A hive of activity is an apt description for Macca this week. Our science projects have wasted no time in getting under way. Many of the summer crew have previously spent multiple seasons on the sponge, and have quickly settled back in to life on Macca.
Aleks T headed directly into the field, cutting a striking figure with his giant backpack with two huge antennae sticking out of the top. We are all amused as to how he stayed upright in the winds of the past week!
Our remediation team of Robbie, Helena, and Terry are already busy around station taking samples whilst avoiding the exploding weaner population. Robbie hosted ‘Show and Tell’ on Wednesday night with an interesting presentation on the human footprint left by years of occupation of the isthmus.
Kris and Kim have been based down at Hurd Point for the past week, setting up home for a three week stint down at the hut to commence their work on threatened sea bird populations, namely giant petrels and albatross. Their work takes them to some of the steepest slopes and cliffs around the island. They have been accompanied by field training officer, Psycho, to assist in negotiating the trickier sections of terrain.
A small party of Robbie, Helena, Terry, Lou and Jac headed out on Saturday to visit Secluded Bay on North Head, to take advantage of being able to see the light-mantled sooty albatross choosing nest sites. This part of the island is a special management area (SMA) and is only accessible for a very short period of time.
Halloween was celebrated on station on Saturday night, with a ghoulish smorgasbord meal shaped like a torso prepared by Doc Marion. Newcomers to station were inducted on the foosball table, and the dance floor received a workout for the first time in a while!
Melbourne Cup was celebrated on station Tuesday with a delayed screening of the race. The ‘Race that stops a Nation’ did NOT stop a station, on account of by the time that we were able to download the race it was already 1830 hours! We gathered in the mess in the evening, complete with race wear appropriate hats (which had a striking resemblance to Halloween at times) and fascinators, to cheer on our horses drawn in the sweep. Ranger Andrea emerged victorious.
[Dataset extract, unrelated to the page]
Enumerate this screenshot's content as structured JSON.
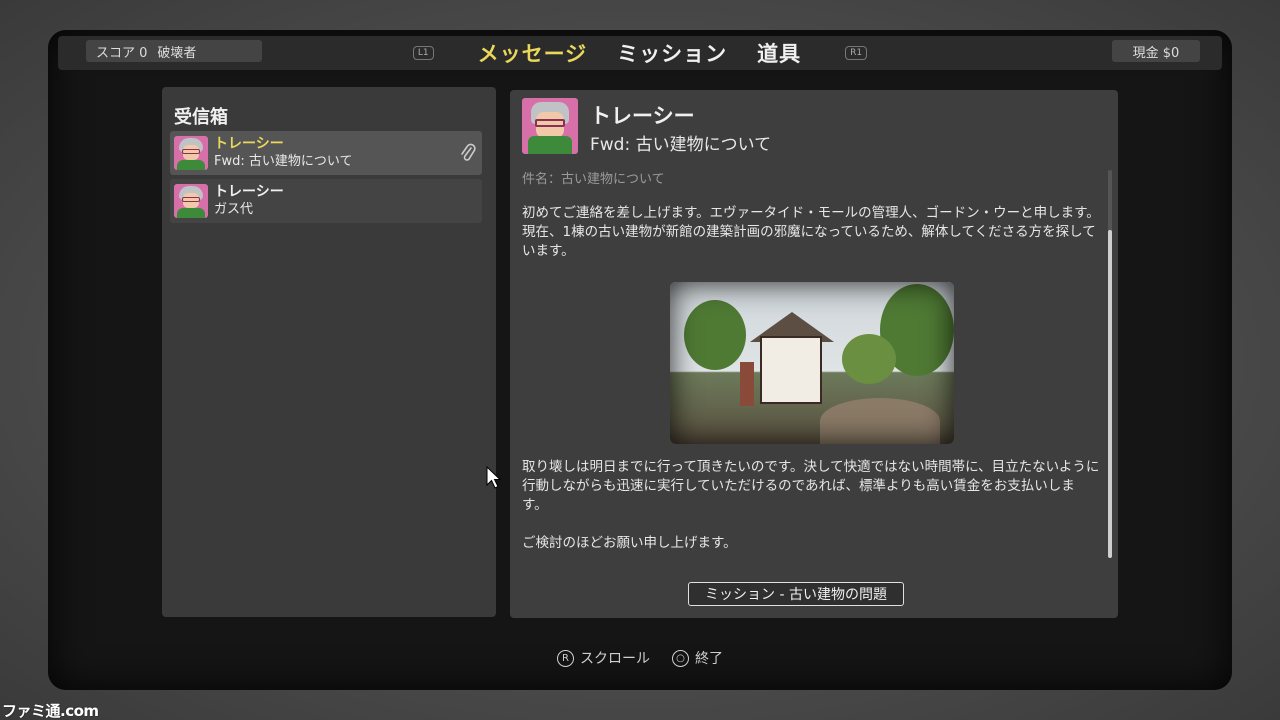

The TASPARKS rangers have been out in the field as well, busy with preparations for the first tourist ship arrivals. Our ranger in charge Andrea, has been busy working closely with our incoming Ranger in Charge Paul. Summer Ranger Rowena has been flat out getting biosecurity measures in place for the influx of visitors, and wildlife ranger, Anna, has been making grand plans for the skua census.